- Data to process
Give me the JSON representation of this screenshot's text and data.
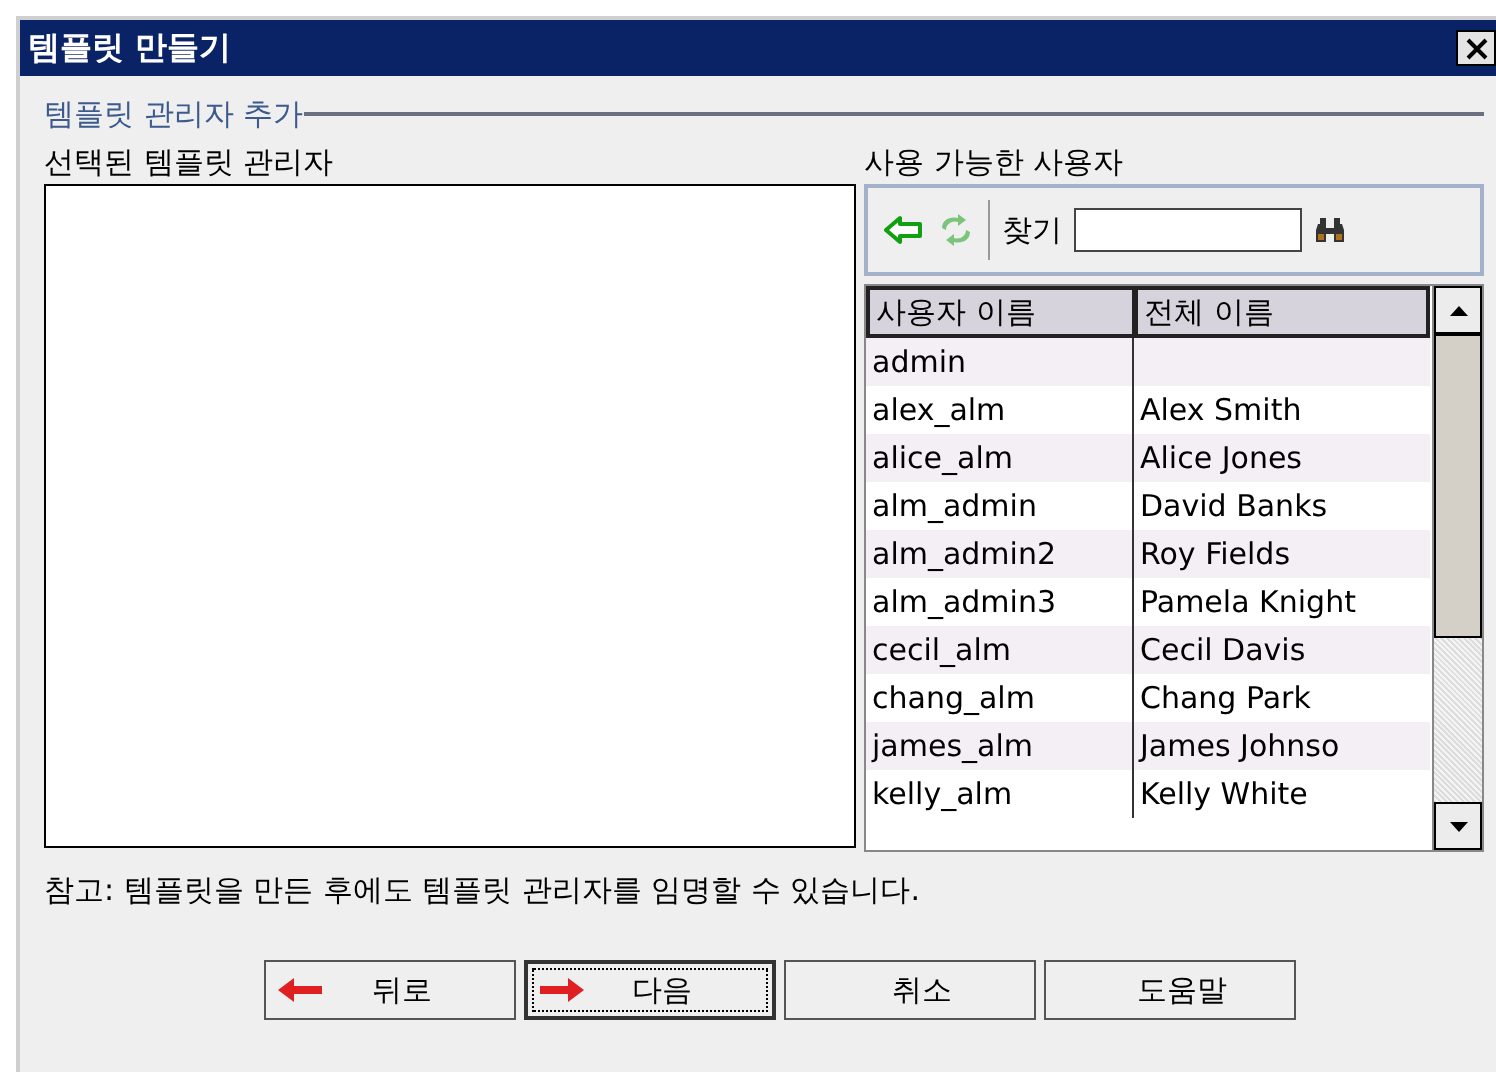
{
  "window": {
    "title": "템플릿 만들기"
  },
  "group": {
    "title": "템플릿 관리자 추가"
  },
  "selected_panel": {
    "label": "선택된 템플릿 관리자"
  },
  "available_panel": {
    "label": "사용 가능한 사용자",
    "search_label": "찾기",
    "table": {
      "columns": [
        "사용자 이름",
        "전체 이름"
      ],
      "rows": [
        {
          "user": "admin",
          "full_name": ""
        },
        {
          "user": "alex_alm",
          "full_name": "Alex Smith"
        },
        {
          "user": "alice_alm",
          "full_name": "Alice Jones"
        },
        {
          "user": "alm_admin",
          "full_name": "David Banks"
        },
        {
          "user": "alm_admin2",
          "full_name": "Roy Fields"
        },
        {
          "user": "alm_admin3",
          "full_name": "Pamela Knight"
        },
        {
          "user": "cecil_alm",
          "full_name": "Cecil Davis"
        },
        {
          "user": "chang_alm",
          "full_name": "Chang Park"
        },
        {
          "user": "james_alm",
          "full_name": "James Johnso"
        },
        {
          "user": "kelly_alm",
          "full_name": "Kelly White"
        }
      ]
    }
  },
  "note": "참고: 템플릿을 만든 후에도 템플릿 관리자를 임명할 수 있습니다.",
  "buttons": [
    {
      "label": "뒤로",
      "kind": "back",
      "default": false
    },
    {
      "label": "다음",
      "kind": "next",
      "default": true
    },
    {
      "label": "취소",
      "kind": "plain",
      "default": false
    },
    {
      "label": "도움말",
      "kind": "plain",
      "default": false
    }
  ]
}
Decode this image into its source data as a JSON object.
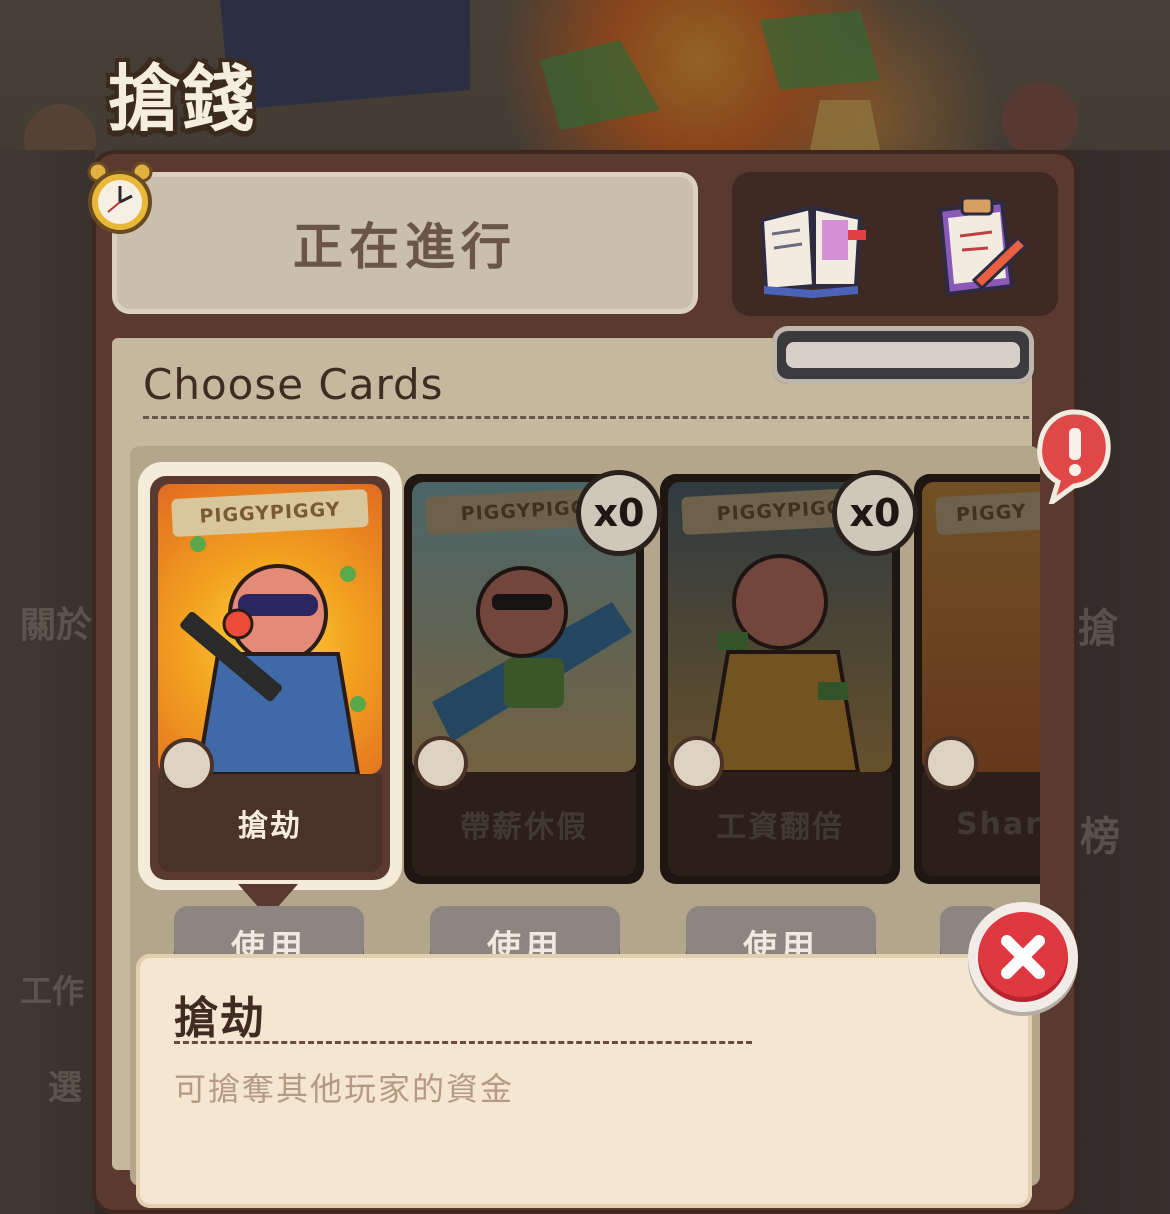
{
  "screen": {
    "title": "搶錢"
  },
  "status": {
    "label": "正在進行"
  },
  "background": {
    "left_labels": [
      "關於",
      "工作",
      "選"
    ],
    "right_labels": [
      "搶",
      "榜"
    ]
  },
  "choose_cards": {
    "heading": "Choose Cards"
  },
  "cards": [
    {
      "name": "搶劫",
      "banner": "PIGGYPIGGY",
      "count": "",
      "selected": true,
      "use_label": "使用"
    },
    {
      "name": "帶薪休假",
      "banner": "PIGGYPIGG",
      "count": "x0",
      "selected": false,
      "use_label": "使用"
    },
    {
      "name": "工資翻倍",
      "banner": "PIGGYPIGG",
      "count": "x0",
      "selected": false,
      "use_label": "使用"
    },
    {
      "name": "Shari",
      "banner": "PIGGY",
      "count": "",
      "selected": false,
      "use_label": ""
    }
  ],
  "detail": {
    "title": "搶劫",
    "description": "可搶奪其他玩家的資金"
  },
  "icons": {
    "alarm": "alarm-clock-icon",
    "notebook": "notebook-icon",
    "clipboard": "clipboard-pen-icon",
    "alert": "exclamation-alert-icon",
    "close": "close-icon"
  },
  "colors": {
    "panel": "#5a3a2e",
    "status_box": "#c9bfac",
    "close_red": "#e03840"
  }
}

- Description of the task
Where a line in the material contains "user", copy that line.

- Task output
          "user": "admin",
          "user": "alex_alm",
          "user": "alice_alm",
          "user": "alm_admin",
          "user": "alm_admin2",
          "user": "alm_admin3",
          "user": "cecil_alm",
          "user": "chang_alm",
          "user": "james_alm",
          "user": "kelly_alm",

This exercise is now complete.